African Swine Fever (ASF) continues to spread across the globe and the economy is seeing the impacts. Is there a cure in sight? How long until it enters the U.S.?
ASF Fast Facts
African Swine Fever is a severe virus that causes a haemorrhagic fever with high mortality rates in pigs. In some cases, death can happen as quickly as a week after infection. Haemorrhagic fevers commonly affect organs and damage blood vessels
The disease can spread by live or dead pigs, domestic or wild, and pork products. Fortunately, it only impacts pigs, not people, so it is not a public health threat or food safety concern. However, it results in serious production and economic losses.
Countries with confirmed cases are subject to international trade restrictions. Hopefully, this will reduce the risk of introduction of the disease to more countries through trade. The United States is taking particular caution with the situation because they have never had a case of ASF. Many USDA organizations are enforcing strict animal health and import requirements to prevent entry into the U.S.
Read more at pork.org.
Economic Effect of Fast Spreading Disease
African Swine Fever is spreading fast across the globe. For example, more than 10 percent of Mongolia’s total pig population have died from ASF outbreaks. China is expecting reductions in heard size by up to 200 million pigs this year.
Learn more at fao.org.
The economic heartbreak from the outbreaks is severe. China, the world’s top pork consumer, imported a record volume of meat in May. They purchased 556,276 tons of meat, up about 45% from last year. Unsurprisingly, pork imports surged the most with a 63% increase. Despite the great need for pork, China expects to see a cap on their imports because other countries are facing the same problems and trade disputes continue with the U.S.

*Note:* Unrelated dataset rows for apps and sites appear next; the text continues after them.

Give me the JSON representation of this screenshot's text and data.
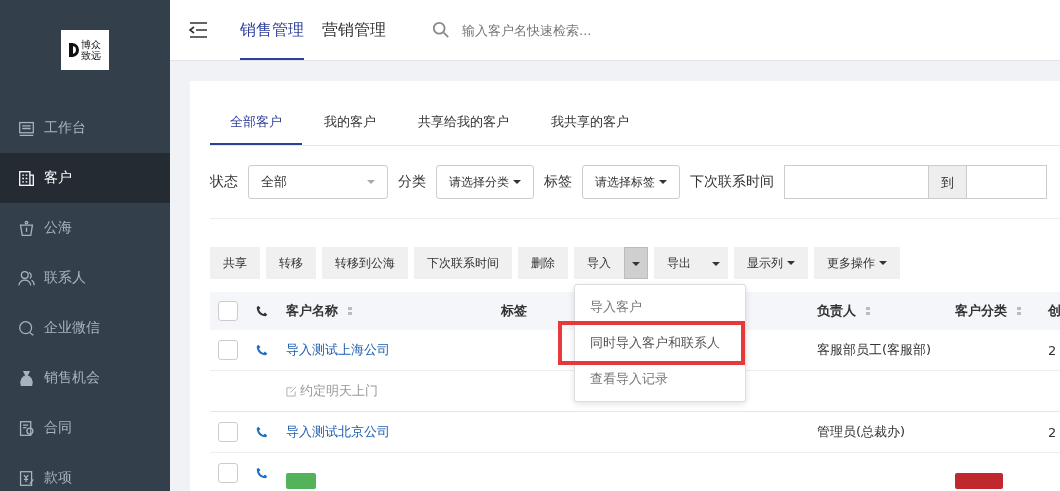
{
  "logo": {
    "line1": "博众",
    "line2": "致远"
  },
  "sidebar": {
    "items": [
      {
        "label": "工作台",
        "selected": false
      },
      {
        "label": "客户",
        "selected": true
      },
      {
        "label": "公海",
        "selected": false
      },
      {
        "label": "联系人",
        "selected": false
      },
      {
        "label": "企业微信",
        "selected": false
      },
      {
        "label": "销售机会",
        "selected": false
      },
      {
        "label": "合同",
        "selected": false
      },
      {
        "label": "款项",
        "selected": false
      }
    ]
  },
  "topbar": {
    "tabs": [
      {
        "label": "销售管理",
        "selected": true
      },
      {
        "label": "营销管理",
        "selected": false
      }
    ],
    "search": {
      "placeholder": "输入客户名快速检索..."
    }
  },
  "customer_tabs": [
    {
      "label": "全部客户",
      "selected": true
    },
    {
      "label": "我的客户",
      "selected": false
    },
    {
      "label": "共享给我的客户",
      "selected": false
    },
    {
      "label": "我共享的客户",
      "selected": false
    }
  ],
  "filters": {
    "status_label": "状态",
    "status_value": "全部",
    "category_label": "分类",
    "category_value": "请选择分类",
    "tag_label": "标签",
    "tag_value": "请选择标签",
    "time_label": "下次联系时间",
    "to": "到"
  },
  "actions": [
    {
      "label": "共享",
      "kind": "plain"
    },
    {
      "label": "转移",
      "kind": "plain"
    },
    {
      "label": "转移到公海",
      "kind": "plain"
    },
    {
      "label": "下次联系时间",
      "kind": "plain"
    },
    {
      "label": "删除",
      "kind": "plain"
    },
    {
      "label": "导入",
      "kind": "split",
      "open": true
    },
    {
      "label": "导出",
      "kind": "split",
      "open": false
    },
    {
      "label": "显示列",
      "kind": "menu"
    },
    {
      "label": "更多操作",
      "kind": "menu"
    }
  ],
  "import_menu": {
    "items": [
      {
        "label": "导入客户",
        "highlighted": false
      },
      {
        "label": "同时导入客户和联系人",
        "highlighted": true
      },
      {
        "label": "查看导入记录",
        "highlighted": false
      }
    ]
  },
  "table": {
    "select_all_checked": false,
    "columns": [
      "客户名称",
      "标签",
      "负责人",
      "客户分类",
      "创"
    ],
    "rows": [
      {
        "checked": false,
        "name": "导入测试上海公司",
        "owner": "客服部员工(客服部)",
        "column_5": "2",
        "note": "约定明天上门"
      },
      {
        "checked": false,
        "name": "导入测试北京公司",
        "owner": "管理员(总裁办)",
        "column_5": "2"
      },
      {
        "checked": false,
        "kind": "tagged"
      }
    ]
  }
}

“There will not be enough meat elsewhere for China,” said Huang. Pork prices in some areas of the country have recently picked up despite low seasonal demand, indicating tight supply is looming, Wholesale pork spot prices were at 21.55 yuan a kilogram on June 14, up 12% from the same period last year.”
Vietnam serves as another example where 2.8 million pigs have been culled. Earlier outbreaks appeared mostly at small household farms, but have now started to occur at larger industrial operations.

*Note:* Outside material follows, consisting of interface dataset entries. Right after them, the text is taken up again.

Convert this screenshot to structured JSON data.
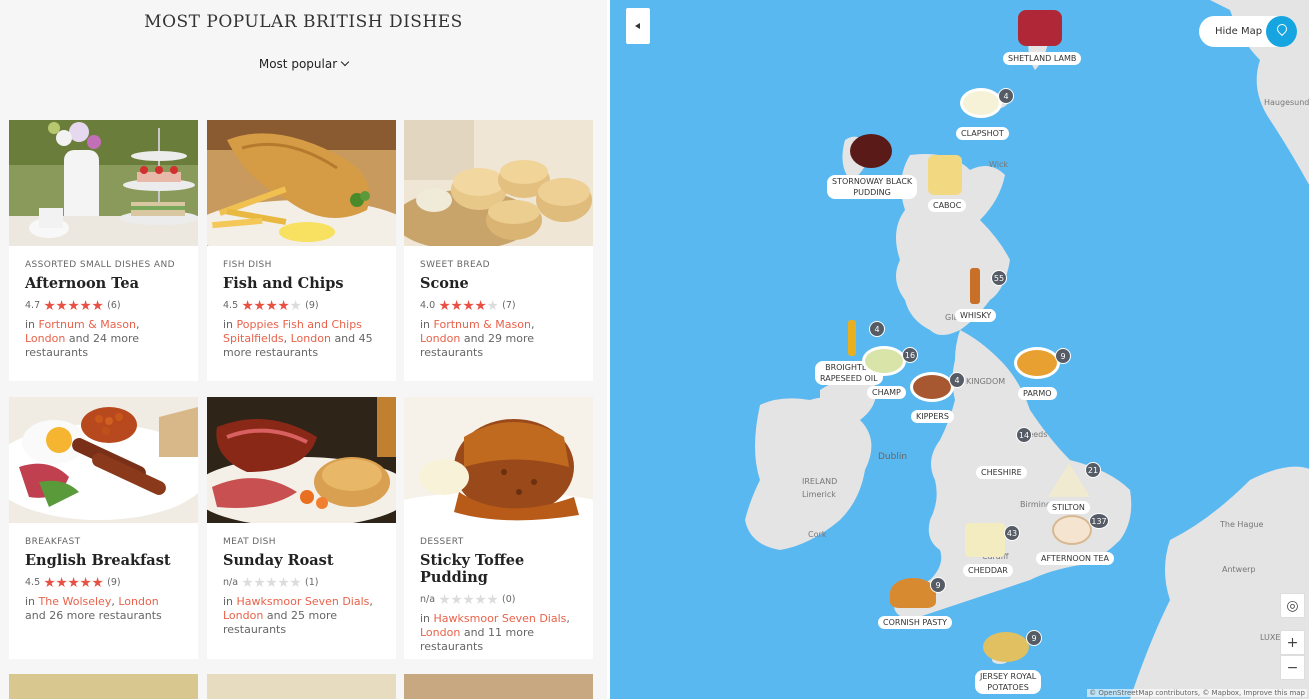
{
  "header": {
    "title": "MOST POPULAR BRITISH DISHES",
    "sort_label": "Most popular"
  },
  "cards": [
    {
      "category": "ASSORTED SMALL DISHES AND",
      "name": "Afternoon Tea",
      "rating": "4.7",
      "stars": 5,
      "count": "(6)",
      "prefix": "in ",
      "restaurant": "Fortnum & Mason",
      "city": "London",
      "more": "and 24 more restaurants",
      "sep": ", "
    },
    {
      "category": "FISH DISH",
      "name": "Fish and Chips",
      "rating": "4.5",
      "stars": 4,
      "count": "(9)",
      "prefix": "in ",
      "restaurant": "Poppies Fish and Chips Spitalfields",
      "city": "London",
      "more": "and 45 more restaurants",
      "sep": ", "
    },
    {
      "category": "SWEET BREAD",
      "name": "Scone",
      "rating": "4.0",
      "stars": 4,
      "count": "(7)",
      "prefix": "in ",
      "restaurant": "Fortnum & Mason",
      "city": "London",
      "more": "and 29 more restaurants",
      "sep": ", "
    },
    {
      "category": "BREAKFAST",
      "name": "English Breakfast",
      "rating": "4.5",
      "stars": 5,
      "count": "(9)",
      "prefix": "in ",
      "restaurant": "The Wolseley",
      "city": "London",
      "more": "and 26 more restaurants",
      "sep": ", "
    },
    {
      "category": "MEAT DISH",
      "name": "Sunday Roast",
      "rating": "n/a",
      "stars": 0,
      "count": "(1)",
      "prefix": "in ",
      "restaurant": "Hawksmoor Seven Dials",
      "city": "London",
      "more": "and 25 more restaurants",
      "sep": ", "
    },
    {
      "category": "DESSERT",
      "name": "Sticky Toffee Pudding",
      "rating": "n/a",
      "stars": 0,
      "count": "(0)",
      "prefix": "in ",
      "restaurant": "Hawksmoor Seven Dials",
      "city": "London",
      "more": "and 11 more restaurants",
      "sep": ", "
    }
  ],
  "map": {
    "hide_label": "Hide Map",
    "labels": {
      "shetland": "SHETLAND LAMB",
      "clapshot": "CLAPSHOT",
      "stornoway1": "STORNOWAY BLACK",
      "stornoway2": "PUDDING",
      "caboc": "CABOC",
      "whisky": "WHISKY",
      "broighter1": "BROIGHTER",
      "broighter2": "RAPESEED OIL",
      "champ": "CHAMP",
      "kippers": "KIPPERS",
      "parmo": "PARMO",
      "cheshire": "CHESHIRE",
      "stilton": "STILTON",
      "afternoon": "AFTERNOON TEA",
      "cheddar": "CHEDDAR",
      "cornish": "CORNISH PASTY",
      "jersey1": "JERSEY ROYAL",
      "jersey2": "POTATOES"
    },
    "counts": {
      "clapshot": "4",
      "whisky": "55",
      "broighter": "4",
      "champ": "16",
      "kippers": "4",
      "parmo": "9",
      "leeds": "14",
      "stilton": "21",
      "afternoon": "137",
      "cheddar": "43",
      "cornish": "9",
      "jersey": "9"
    },
    "places": {
      "wick": "Wick",
      "kingdom": "KINGDOM",
      "leeds": "Leeds",
      "dublin": "Dublin",
      "ireland": "IRELAND",
      "limerick": "Limerick",
      "cork": "Cork",
      "birming": "Birming",
      "hague": "The Hague",
      "antwerp": "Antwerp",
      "luxem": "LUXEM",
      "haugesund": "Haugesund",
      "glasgow": "Gla",
      "cardiff": "Cardiff"
    },
    "zoom_in": "+",
    "zoom_out": "−",
    "attribution": "© OpenStreetMap contributors, © Mapbox, Improve this map"
  }
}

“This is a very worrying sign as these farms have tens of thousands or hundreds of thousands of pigs each and therefore the damages would be significant,” the government said in a statement posted to its official website.
A recent June update shows ASF has spread to farms in 60 of the country’s 63 provinces. Pork makes up three-quarters of total meat consumption in Vietnam, a country with a 95 million people. Their pork industry is valued around $4.03 billion. The outbreaks of ASF are heartbreaking and Vietnam is just only of many countries feeling the effects.
Race for a Vaccine
African Swine Fever is not a new term for the global Ag Industry. In fact, the disease has been around for decades, but it escalated recently into what is being called “the biggest animal disease outbreak ever.” It is now spreading like wildfire and is threatening the global supply of pork products. China has put nearly $15 million towards research on the virus hoping for a quick cure.
However, ASF is complex, making it hard to develop a vaccine. Katarina Zimmer from The Scientist writes about the technicalities.
“Its double-stranded DNA genome can span an impressive 190 kilobases and codes for almost 170 proteins, dwarfing many other viruses, such as Ebola (some strains have only 7 proteins).”
Some scientists have learned the most effective way to produce immunity is to expose animals to a less violent strain of the virus. This method was successful in tackling a similar pig virus, classic swine fever. Another alternative incorporates genetically modified viruses. Experts say the gene-deletion approach is currently the most advance vaccine candidate. However, due to safety and effectiveness, it will likely be several years before this can be deployed.
A vaccine may only be a partial solution to the ASF epidemic, says Dirk Pfeiffer from, City University of Hong Kong and the UK’s Royal Veterinary College. “Vaccine efforts have to go alongside with increased biosecurity around farms to be effective.”
What Should the U.S. Do?
The Unites State’s largest focus is prevention. It is vital for everyone to know about ASF and how to prevent it to keep the U.S. pig pollution healthy. The USDA has released multiple resources for education and prevention.
Learn more at aphis.usda.gov.
USDA is monitoring the recent outbreaks of ASF in Asia and Europe, and has proactively taken steps to increase our safety efforts to keep the disease out of the country. Cargo, passengers, and production arriving from ASF affected countries are carefully being inspected. Imports are restricted from affected countries and detailed response plans are in place should a detection occur in the U.S. Additionally, states are collaborating to ensure producers follow strict on-farm biosecurity protocols and best practices. Finally, the U.S. is expanding testing capabilities and testing capacity of the National Animal Health Laboratory Network.
Spreading awareness is the number one way to prevent African Swine Fever. Knowing how to detect ASF, following biosecurity rules, and taking precaution when traveling abroad are just a few ways you can help prevent the disease from entering the United States.